Not everyone uses this same valve terminology as a norm, so when you are talking to other folks about compressed air components, in particular air valves, make sure they define their terms to help you better understand, and for your mutual understanding. Misunderstood valve or air component names is an ongoing problem.
So, the operator is the person that moves the valve lever, pushes the valve button or flicks the switch to actuate the valve. An operator will actuate the valve using the valve actuators.
One is usually installed inside the valve, is usually a spring, and I call this the internal valve actuator. When the external valve actuator for a particular valve is not in use, it is the internal spring actuator that returns that valve to its un-actuated, resting state. A valve at rest is one that is not being acted upon by an external force or external actuator.
The actuator that an operator uses to operate an air valve is what I call an external valve actuator. It can be a solenoid, a lever, a push button, a mechanical switch of some sort, an air signal, and all of these external actuators come in a variety of shapes and sizes depending on the manufacturer and the valve.
In the instruction pages on how to draw air valves (See site map under valves ) for purposes of simplicity all of the schematics show those valves without any actuators.
Fig 41 shows a 3/2 valve with an internal spring actuator,drawn on the right side of the schematic.
It is customary to draw an air valve with the internal valve actuator shown on the right, and, if the valve is at rest, to show the air supply on the right side of the valve drawing as shown in Fig 41.
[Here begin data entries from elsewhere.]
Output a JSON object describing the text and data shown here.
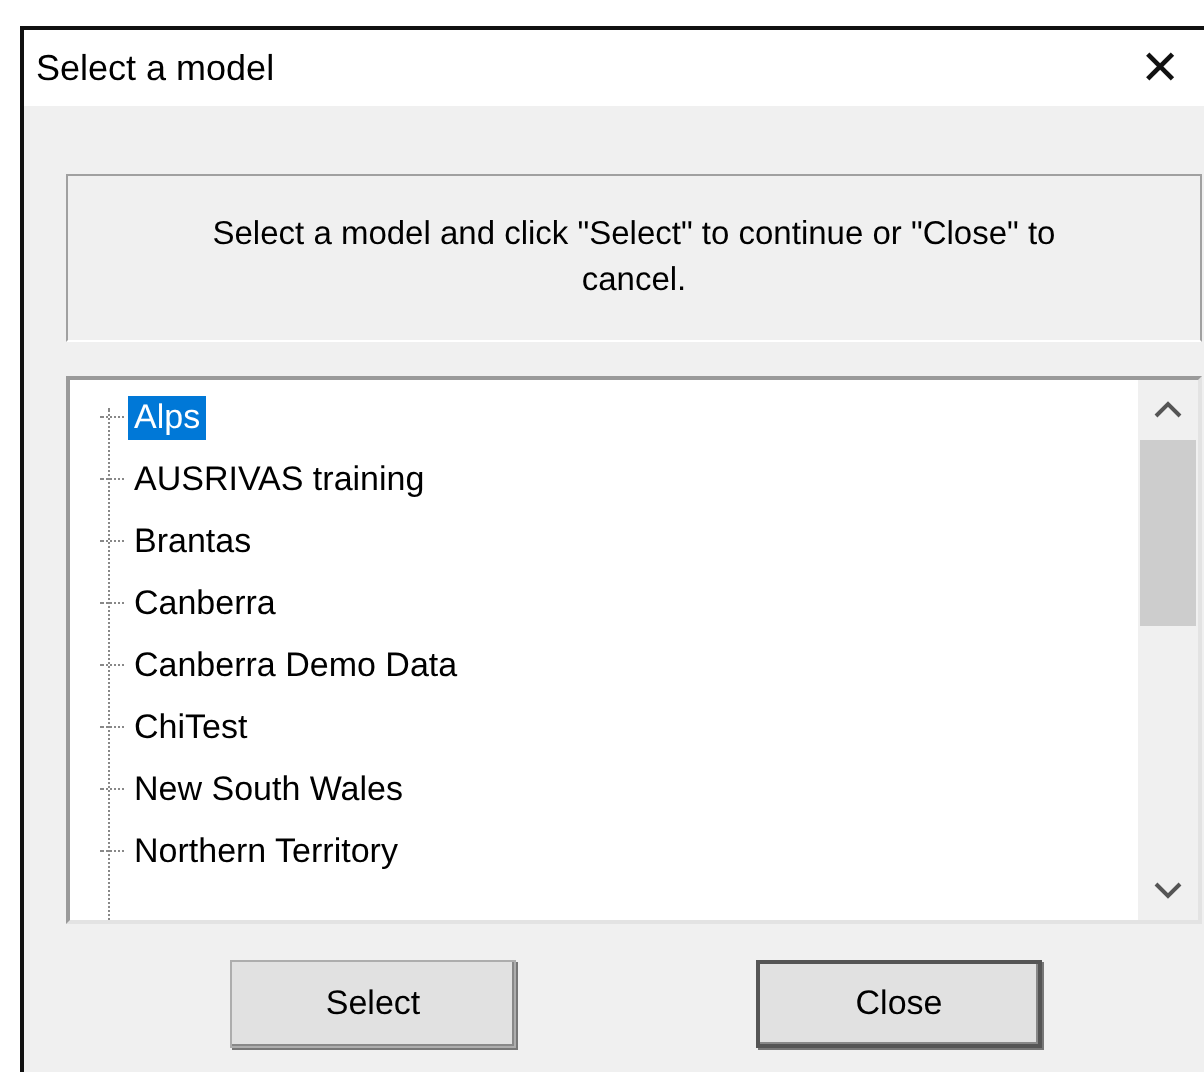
{
  "window": {
    "title": "Select a model",
    "close": "✕"
  },
  "message": "Select a model and click \"Select\" to continue or \"Close\" to cancel.",
  "models": [
    {
      "label": "Alps",
      "selected": true
    },
    {
      "label": "AUSRIVAS training",
      "selected": false
    },
    {
      "label": "Brantas",
      "selected": false
    },
    {
      "label": "Canberra",
      "selected": false
    },
    {
      "label": "Canberra Demo Data",
      "selected": false
    },
    {
      "label": "ChiTest",
      "selected": false
    },
    {
      "label": "New South Wales",
      "selected": false
    },
    {
      "label": "Northern Territory",
      "selected": false
    }
  ],
  "buttons": [
    {
      "label": "Select",
      "default": false
    },
    {
      "label": "Close",
      "default": true
    }
  ]
}
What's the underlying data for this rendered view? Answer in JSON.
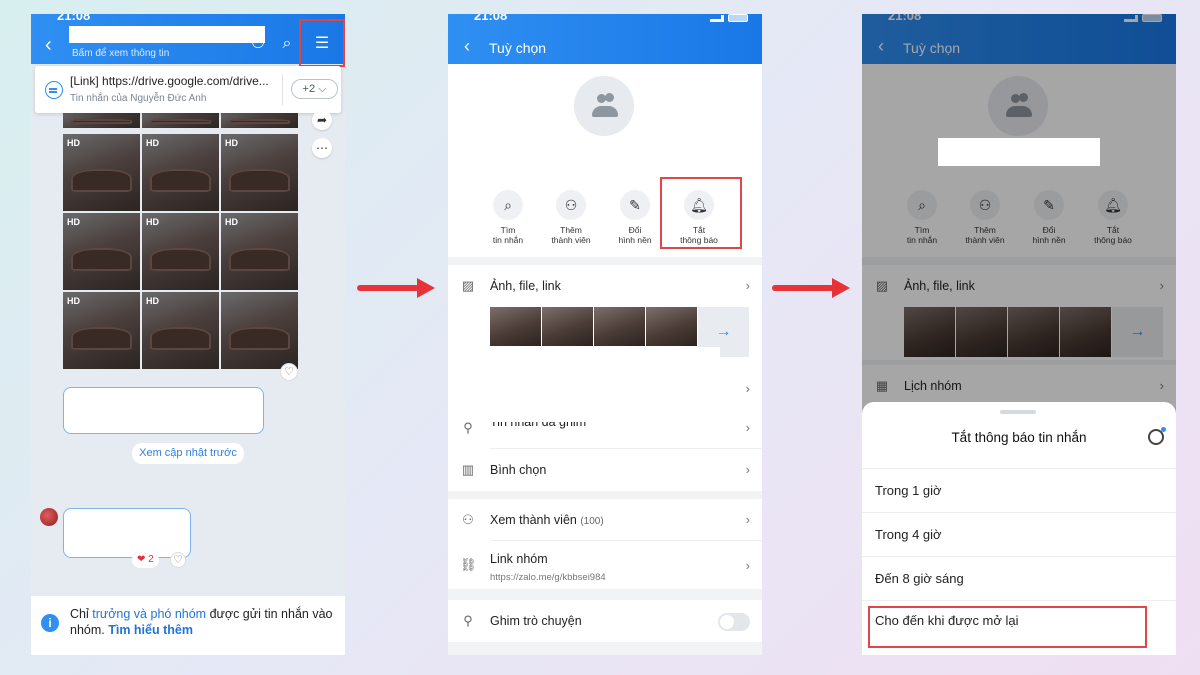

Drawn in this fashion, the valve shown is a 3/2 NC (normally closed) valve. When the valve is at rest, the internal spring is in control, and the valve is not passing compressed air through it.
Regardless of the type of valve actuator that might be drawn on the left, if the air supply is shown on the spring side, then that is the position that valve will be in its resting state.
The dashed line is the generally accepted symbol for an air pilot signal.
When an air pilot signal arrives at the air signal port of the compressed air valve, the valve internal air seal (a poppet or a spool type) is shifted by the incoming air, compressing the spring as it shifts the valve innards.
In Fig 42, you can see that if the valve is shifted by the air pilot signal air, the flow path through the valve will be opened, and the exhaust port will be blocked. The drawing depicts both sides of the valve, but both sides of the schematic are the same valve. One side shows the flow path through the valve if it has been shifted in one position, and the other side shows the flow paths when that same valve is shifted into its second position.
In this case, as long as air is present at the air signal port of the valve, the valve will remain shifted, and air will continue to flow through the valve to the air-using application.
When the air pilot signal is dropped, and the air pilot signal line loses pressure, the valve internal spring actuator once again takes over control of the valve, shifting the internal spool or poppet back. The supply of air to the application is blocked, and air from the application can now exit through the valve to the exhaust port and to atmosphere.
Fig 43 is a photo of a 3/2 valve, with 3 working ports (one on the bottom cannot be seen). Since I took the photo of the valve, I know that this one has 2 positions, but that cannot be determined by looking at the outside of an air valve. This one is a single air piloted, spring return 3/2 NC air valve, to be precise. It is typical for an air valve to have a label which shows a schematic identifying the flow paths of that valve.
What is controlling the valve in Fig 43 is the internal spring actuator located under the thin cap on the left end of the valve. The wide cap on the right contains the air port for the air pilot signal.
Should the air circuit require it, this same valve could have double air pilot valve actuators, with the omission of the internal spring actuator, and another air pilot end cap attached to the other end.
This double air pilot controlled air valve can be used as a latching valve in air circuits. When an air pilot signal reached one of the end ports the valve would shift. Even if that air pilot signal was dropped, the valve internals, and hence the compressed air path through that valve, would not change, but would stay in its last position until such time as another air pilot signal reached the other air port, to then shift the valve back.